ADDIS ABABA, Feb. 14 (Xinhua) -- The Ethiopian government on Thursday disclosed that more than 45,800 prisoners have been pardoned during the past nine-month period.
The 45,875 prisoners were granted amnesty following the ratification of an amnesty bill by the Ethiopian House of Peoples' Representatives (HoPR), the Ethiopian parliament's lower house, in June last year, state affiliated Fana Broadcasting Corporate (FBC) reported.
According to the Ethiopian Federal Attorney General, among the large number of prisoners that have benefited from the amnesty law include political prisoners, journalists, as well as various other former Ethiopian government officials.
In addition to the large-sacle release of prisoners, the law also granted an amnesty to exiled Ethiopians, who were for decades considered as terrorists with arrest warrant on their name, to return to the East African country and pursue political life in a peaceful manner.
Among the released terrorism-related convicts include the former prominent rebel leader, Andargachew Tsige, a British citizen of Ethiopian origin, who had served a prison sentence since June 2014, for leading and directing an outlawed rebel group Patriotic Ginbot 7 (PG7), based mainly in Ethiopia's former archrival Eritrea.
Tsige's release, which the attorney general said was on a "special amnesty rationale", followed the Ethiopian government's announcement to release former high-profile Ethiopian government officials as well as other political prisoners.
Among the former Ethiopian government officials whose cases dropped over the past year also include Melaku Fanta, the former Director General of the Ethiopian Revenues and Customs Authority with the rank of a Minister, and his deputy, Gebrewahed Woldegiorgis, who was arrested in 2013 together with 11 other individuals suspected of involving in large-scale corruption.
The amnesty program, which the Ethiopian government said is a means towards national reconciliation and unity, has seen the release of thousands of prisoners and others under investigation since Abiy Ahmed's election as Prime Minister of Ethiopia in April last year.

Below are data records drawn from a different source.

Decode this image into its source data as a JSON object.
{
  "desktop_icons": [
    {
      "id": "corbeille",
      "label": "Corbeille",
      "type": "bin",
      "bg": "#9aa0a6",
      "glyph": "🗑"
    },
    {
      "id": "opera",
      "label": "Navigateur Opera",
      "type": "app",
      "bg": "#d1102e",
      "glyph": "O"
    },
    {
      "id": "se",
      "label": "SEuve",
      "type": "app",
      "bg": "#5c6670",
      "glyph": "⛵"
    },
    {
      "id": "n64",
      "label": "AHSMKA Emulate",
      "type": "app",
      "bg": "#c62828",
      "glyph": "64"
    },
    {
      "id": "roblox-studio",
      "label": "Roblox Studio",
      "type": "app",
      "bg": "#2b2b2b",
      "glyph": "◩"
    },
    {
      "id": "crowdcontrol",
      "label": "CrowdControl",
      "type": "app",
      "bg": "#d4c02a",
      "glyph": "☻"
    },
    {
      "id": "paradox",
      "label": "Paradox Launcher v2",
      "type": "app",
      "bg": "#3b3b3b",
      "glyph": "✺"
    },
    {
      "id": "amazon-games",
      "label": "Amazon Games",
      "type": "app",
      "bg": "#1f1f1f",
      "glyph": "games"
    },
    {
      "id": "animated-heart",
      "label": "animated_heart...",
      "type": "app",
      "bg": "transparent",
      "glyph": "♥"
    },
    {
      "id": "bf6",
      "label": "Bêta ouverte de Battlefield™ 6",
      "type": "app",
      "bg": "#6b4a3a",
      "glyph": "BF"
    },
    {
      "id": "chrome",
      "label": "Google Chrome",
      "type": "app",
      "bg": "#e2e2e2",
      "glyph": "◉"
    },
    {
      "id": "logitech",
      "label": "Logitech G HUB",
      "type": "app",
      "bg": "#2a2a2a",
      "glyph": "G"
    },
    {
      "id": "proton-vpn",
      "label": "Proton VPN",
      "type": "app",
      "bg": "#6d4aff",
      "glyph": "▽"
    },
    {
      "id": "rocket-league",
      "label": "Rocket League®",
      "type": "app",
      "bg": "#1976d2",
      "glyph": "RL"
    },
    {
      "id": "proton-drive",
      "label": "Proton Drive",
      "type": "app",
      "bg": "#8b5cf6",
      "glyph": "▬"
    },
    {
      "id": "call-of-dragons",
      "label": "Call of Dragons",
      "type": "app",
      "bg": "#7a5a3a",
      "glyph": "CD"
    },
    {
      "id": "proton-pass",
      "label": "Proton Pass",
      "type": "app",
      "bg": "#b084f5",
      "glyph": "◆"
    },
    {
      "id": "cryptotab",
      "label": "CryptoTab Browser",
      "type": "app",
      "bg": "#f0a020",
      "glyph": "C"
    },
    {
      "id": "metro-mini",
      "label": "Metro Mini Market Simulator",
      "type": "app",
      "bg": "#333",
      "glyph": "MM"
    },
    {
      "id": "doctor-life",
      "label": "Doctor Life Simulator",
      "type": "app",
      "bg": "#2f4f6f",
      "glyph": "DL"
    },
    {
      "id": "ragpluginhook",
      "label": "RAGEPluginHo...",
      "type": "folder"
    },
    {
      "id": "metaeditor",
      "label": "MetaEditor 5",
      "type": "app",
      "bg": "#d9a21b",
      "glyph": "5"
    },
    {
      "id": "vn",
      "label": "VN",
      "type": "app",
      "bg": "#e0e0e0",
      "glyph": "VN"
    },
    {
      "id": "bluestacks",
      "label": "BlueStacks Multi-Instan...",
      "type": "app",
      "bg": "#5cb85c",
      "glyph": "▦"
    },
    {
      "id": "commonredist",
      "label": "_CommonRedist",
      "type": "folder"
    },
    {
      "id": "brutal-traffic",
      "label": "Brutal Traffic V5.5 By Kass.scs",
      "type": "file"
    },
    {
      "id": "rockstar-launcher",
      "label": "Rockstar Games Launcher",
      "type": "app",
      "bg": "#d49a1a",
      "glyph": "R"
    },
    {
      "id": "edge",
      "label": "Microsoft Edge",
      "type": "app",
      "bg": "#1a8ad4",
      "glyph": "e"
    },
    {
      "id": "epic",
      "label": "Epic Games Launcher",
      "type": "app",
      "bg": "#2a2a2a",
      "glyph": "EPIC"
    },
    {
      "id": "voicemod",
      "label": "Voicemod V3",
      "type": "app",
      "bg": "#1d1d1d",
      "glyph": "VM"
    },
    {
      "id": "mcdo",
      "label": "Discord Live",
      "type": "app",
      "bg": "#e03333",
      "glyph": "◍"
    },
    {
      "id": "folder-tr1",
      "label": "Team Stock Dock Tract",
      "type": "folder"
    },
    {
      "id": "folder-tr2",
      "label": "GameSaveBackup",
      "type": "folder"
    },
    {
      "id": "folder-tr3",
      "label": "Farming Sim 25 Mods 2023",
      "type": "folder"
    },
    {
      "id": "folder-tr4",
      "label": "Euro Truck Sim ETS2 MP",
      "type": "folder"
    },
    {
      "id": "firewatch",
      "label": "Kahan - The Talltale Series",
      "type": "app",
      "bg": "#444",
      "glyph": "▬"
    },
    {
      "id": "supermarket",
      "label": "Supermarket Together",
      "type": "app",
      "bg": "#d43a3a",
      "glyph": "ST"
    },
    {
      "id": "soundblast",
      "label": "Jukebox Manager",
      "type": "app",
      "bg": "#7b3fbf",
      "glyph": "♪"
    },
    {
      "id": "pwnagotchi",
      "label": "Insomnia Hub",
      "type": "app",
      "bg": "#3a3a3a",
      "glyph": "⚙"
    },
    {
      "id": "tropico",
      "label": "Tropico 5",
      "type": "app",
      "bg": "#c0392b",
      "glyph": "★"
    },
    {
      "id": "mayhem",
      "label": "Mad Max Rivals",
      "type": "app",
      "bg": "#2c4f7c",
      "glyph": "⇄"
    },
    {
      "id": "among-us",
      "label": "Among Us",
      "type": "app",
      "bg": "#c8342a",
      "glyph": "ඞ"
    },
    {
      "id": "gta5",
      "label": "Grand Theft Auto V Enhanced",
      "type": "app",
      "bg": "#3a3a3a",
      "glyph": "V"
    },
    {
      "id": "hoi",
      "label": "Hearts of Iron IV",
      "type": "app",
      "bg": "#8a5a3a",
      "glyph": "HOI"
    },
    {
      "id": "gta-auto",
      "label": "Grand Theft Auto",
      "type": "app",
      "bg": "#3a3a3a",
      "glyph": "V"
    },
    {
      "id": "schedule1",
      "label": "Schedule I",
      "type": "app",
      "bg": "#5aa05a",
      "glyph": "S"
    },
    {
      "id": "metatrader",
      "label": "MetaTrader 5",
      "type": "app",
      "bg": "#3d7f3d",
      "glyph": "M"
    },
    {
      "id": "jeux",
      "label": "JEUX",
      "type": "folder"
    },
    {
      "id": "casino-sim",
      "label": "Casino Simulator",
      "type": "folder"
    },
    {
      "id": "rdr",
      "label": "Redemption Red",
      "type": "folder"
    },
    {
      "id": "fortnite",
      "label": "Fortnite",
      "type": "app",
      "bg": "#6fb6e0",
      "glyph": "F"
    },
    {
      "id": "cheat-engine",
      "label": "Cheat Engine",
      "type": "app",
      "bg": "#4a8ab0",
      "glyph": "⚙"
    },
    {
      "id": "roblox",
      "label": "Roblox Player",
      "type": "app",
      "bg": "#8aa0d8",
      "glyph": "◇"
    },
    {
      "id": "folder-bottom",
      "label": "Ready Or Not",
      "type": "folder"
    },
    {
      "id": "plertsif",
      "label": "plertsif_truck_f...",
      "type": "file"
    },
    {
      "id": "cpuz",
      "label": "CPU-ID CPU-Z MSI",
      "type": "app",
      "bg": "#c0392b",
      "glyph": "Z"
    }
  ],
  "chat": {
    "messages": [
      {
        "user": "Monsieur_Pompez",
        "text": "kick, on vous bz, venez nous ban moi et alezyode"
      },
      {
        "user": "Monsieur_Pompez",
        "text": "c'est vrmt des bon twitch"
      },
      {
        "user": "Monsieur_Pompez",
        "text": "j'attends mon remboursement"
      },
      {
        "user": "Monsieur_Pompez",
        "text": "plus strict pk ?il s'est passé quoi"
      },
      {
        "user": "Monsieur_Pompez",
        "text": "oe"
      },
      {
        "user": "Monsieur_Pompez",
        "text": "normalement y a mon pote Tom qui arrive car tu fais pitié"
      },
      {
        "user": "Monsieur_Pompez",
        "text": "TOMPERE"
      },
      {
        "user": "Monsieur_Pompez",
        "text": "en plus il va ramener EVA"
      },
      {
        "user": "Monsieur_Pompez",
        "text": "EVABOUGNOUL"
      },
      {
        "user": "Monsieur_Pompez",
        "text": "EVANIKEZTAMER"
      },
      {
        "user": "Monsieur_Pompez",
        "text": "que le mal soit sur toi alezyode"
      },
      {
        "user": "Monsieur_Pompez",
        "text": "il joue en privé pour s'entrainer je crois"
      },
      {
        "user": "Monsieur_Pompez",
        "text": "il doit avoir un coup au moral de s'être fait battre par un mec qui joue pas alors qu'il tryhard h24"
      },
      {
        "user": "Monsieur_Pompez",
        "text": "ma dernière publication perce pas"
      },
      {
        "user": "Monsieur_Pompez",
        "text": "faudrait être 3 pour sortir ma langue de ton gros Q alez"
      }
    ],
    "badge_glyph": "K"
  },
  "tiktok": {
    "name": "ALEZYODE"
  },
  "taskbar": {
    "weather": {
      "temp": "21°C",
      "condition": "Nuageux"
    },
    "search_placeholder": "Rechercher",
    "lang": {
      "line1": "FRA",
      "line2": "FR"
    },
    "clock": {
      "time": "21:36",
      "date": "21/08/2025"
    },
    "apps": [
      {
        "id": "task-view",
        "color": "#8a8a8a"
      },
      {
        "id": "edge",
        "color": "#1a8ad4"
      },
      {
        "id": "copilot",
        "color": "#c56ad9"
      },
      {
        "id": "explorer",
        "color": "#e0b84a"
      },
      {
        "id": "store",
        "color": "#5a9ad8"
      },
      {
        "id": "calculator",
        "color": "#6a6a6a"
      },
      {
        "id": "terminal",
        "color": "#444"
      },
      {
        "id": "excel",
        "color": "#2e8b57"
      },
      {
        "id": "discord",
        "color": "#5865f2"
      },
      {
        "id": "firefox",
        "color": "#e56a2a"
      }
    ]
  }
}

The Ethiopian government characterized the mass prisoner release programs as part of its efforts to widen political space by creating national consensus and reconciliation, in which regional states across the East African country also conducted similar large scale prisoners release over the past year.